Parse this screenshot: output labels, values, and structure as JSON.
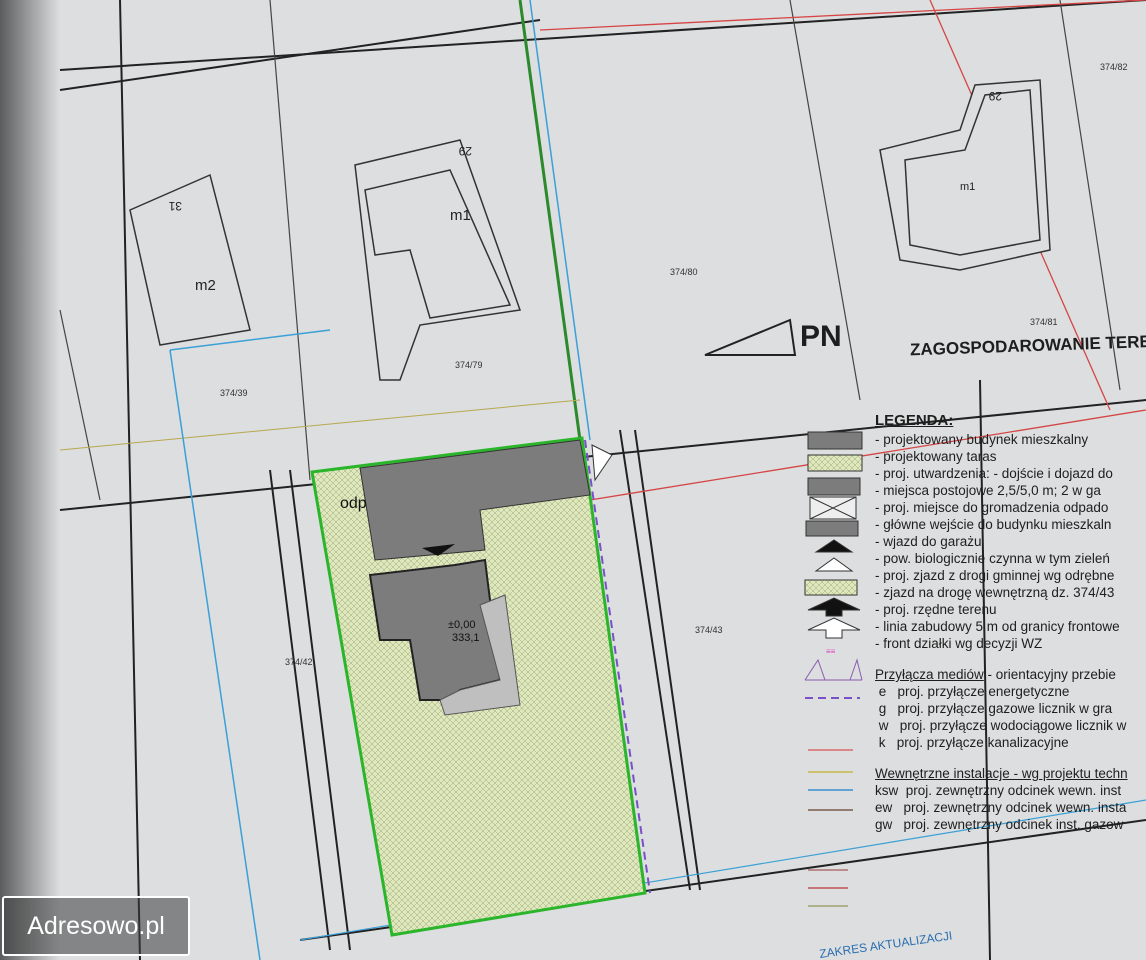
{
  "plan": {
    "title": "ZAGOSPODAROWANIE TEREN",
    "north_label": "PN",
    "buildings": [
      "m1",
      "m2",
      "m1"
    ],
    "house_numbers": [
      "31",
      "29",
      "29"
    ],
    "waste_label": "odp",
    "level_zero": "±0,00",
    "level_value": "333,1",
    "parcels": [
      "374/80",
      "374/42",
      "374/43",
      "374/82",
      "374/81",
      "374/39",
      "374/79"
    ],
    "update_scope": "ZAKRES AKTUALIZACJI"
  },
  "legend": {
    "heading": "LEGENDA:",
    "items": [
      "- projektowany budynek mieszkalny",
      "- projektowany taras",
      "- proj. utwardzenia: - dojście i dojazd do",
      "- miejsca postojowe 2,5/5,0 m; 2 w ga",
      "- proj. miejsce do gromadzenia odpado",
      "- główne wejście do budynku mieszkaln",
      "- wjazd do garażu",
      "- pow. biologicznie czynna w tym zieleń",
      "- proj. zjazd z drogi gminnej wg odrębne",
      "- zjazd na drogę wewnętrzną dz. 374/43",
      "- proj. rzędne terenu",
      "- linia zabudowy 5 m od granicy frontowe",
      "- front działki wg decyzji WZ"
    ],
    "utilities_heading": "Przyłącza mediów",
    "utilities_suffix": " - orientacyjny przebie",
    "utilities": [
      {
        "code": "e",
        "text": "proj. przyłącze energetyczne",
        "color": "#d96a6a"
      },
      {
        "code": "g",
        "text": "proj. przyłącze gazowe licznik w gra",
        "color": "#c9b84a"
      },
      {
        "code": "w",
        "text": "proj. przyłącze wodociągowe licznik w",
        "color": "#3a8fd0"
      },
      {
        "code": "k",
        "text": "proj. przyłącze kanalizacyjne",
        "color": "#7a5a4a"
      }
    ],
    "internal_heading": "Wewnętrzne instalacje - wg projektu techn",
    "internal": [
      {
        "code": "ksw",
        "text": "proj. zewnętrzny odcinek wewn. inst",
        "color": "#b07070"
      },
      {
        "code": "ew",
        "text": "proj. zewnętrzny odcinek wewn. insta",
        "color": "#c05050"
      },
      {
        "code": "gw",
        "text": "proj. zewnętrzny odcinek inst. gazow",
        "color": "#a0a070"
      }
    ]
  },
  "watermark": "Adresowo.pl",
  "colors": {
    "plot_border": "#2bb52b",
    "plot_fill": "#dfe8b8",
    "building": "#7c7c7c",
    "boundary_red": "#d64545",
    "water_blue": "#3aa0d8"
  }
}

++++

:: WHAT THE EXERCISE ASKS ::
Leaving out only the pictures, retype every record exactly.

:: RESPONSE AREA ::
Parse this screenshot: output labels, values, and structure as JSON.
{
  "plan": {
    "title": "ZAGOSPODAROWANIE TEREN",
    "north_label": "PN",
    "buildings": [
      "m1",
      "m2",
      "m1"
    ],
    "house_numbers": [
      "31",
      "29",
      "29"
    ],
    "waste_label": "odp",
    "level_zero": "±0,00",
    "level_value": "333,1",
    "parcels": [
      "374/80",
      "374/42",
      "374/43",
      "374/82",
      "374/81",
      "374/39",
      "374/79"
    ],
    "update_scope": "ZAKRES AKTUALIZACJI"
  },
  "legend": {
    "heading": "LEGENDA:",
    "items": [
      "- projektowany budynek mieszkalny",
      "- projektowany taras",
      "- proj. utwardzenia: - dojście i dojazd do",
      "- miejsca postojowe 2,5/5,0 m; 2 w ga",
      "- proj. miejsce do gromadzenia odpado",
      "- główne wejście do budynku mieszkaln",
      "- wjazd do garażu",
      "- pow. biologicznie czynna w tym zieleń",
      "- proj. zjazd z drogi gminnej wg odrębne",
      "- zjazd na drogę wewnętrzną dz. 374/43",
      "- proj. rzędne terenu",
      "- linia zabudowy 5 m od granicy frontowe",
      "- front działki wg decyzji WZ"
    ],
    "utilities_heading": "Przyłącza mediów",
    "utilities_suffix": " - orientacyjny przebie",
    "utilities": [
      {
        "code": "e",
        "text": "proj. przyłącze energetyczne",
        "color": "#d96a6a"
      },
      {
        "code": "g",
        "text": "proj. przyłącze gazowe licznik w gra",
        "color": "#c9b84a"
      },
      {
        "code": "w",
        "text": "proj. przyłącze wodociągowe licznik w",
        "color": "#3a8fd0"
      },
      {
        "code": "k",
        "text": "proj. przyłącze kanalizacyjne",
        "color": "#7a5a4a"
      }
    ],
    "internal_heading": "Wewnętrzne instalacje - wg projektu techn",
    "internal": [
      {
        "code": "ksw",
        "text": "proj. zewnętrzny odcinek wewn. inst",
        "color": "#b07070"
      },
      {
        "code": "ew",
        "text": "proj. zewnętrzny odcinek wewn. insta",
        "color": "#c05050"
      },
      {
        "code": "gw",
        "text": "proj. zewnętrzny odcinek inst. gazow",
        "color": "#a0a070"
      }
    ]
  },
  "watermark": "Adresowo.pl",
  "colors": {
    "plot_border": "#2bb52b",
    "plot_fill": "#dfe8b8",
    "building": "#7c7c7c",
    "boundary_red": "#d64545",
    "water_blue": "#3aa0d8"
  }
}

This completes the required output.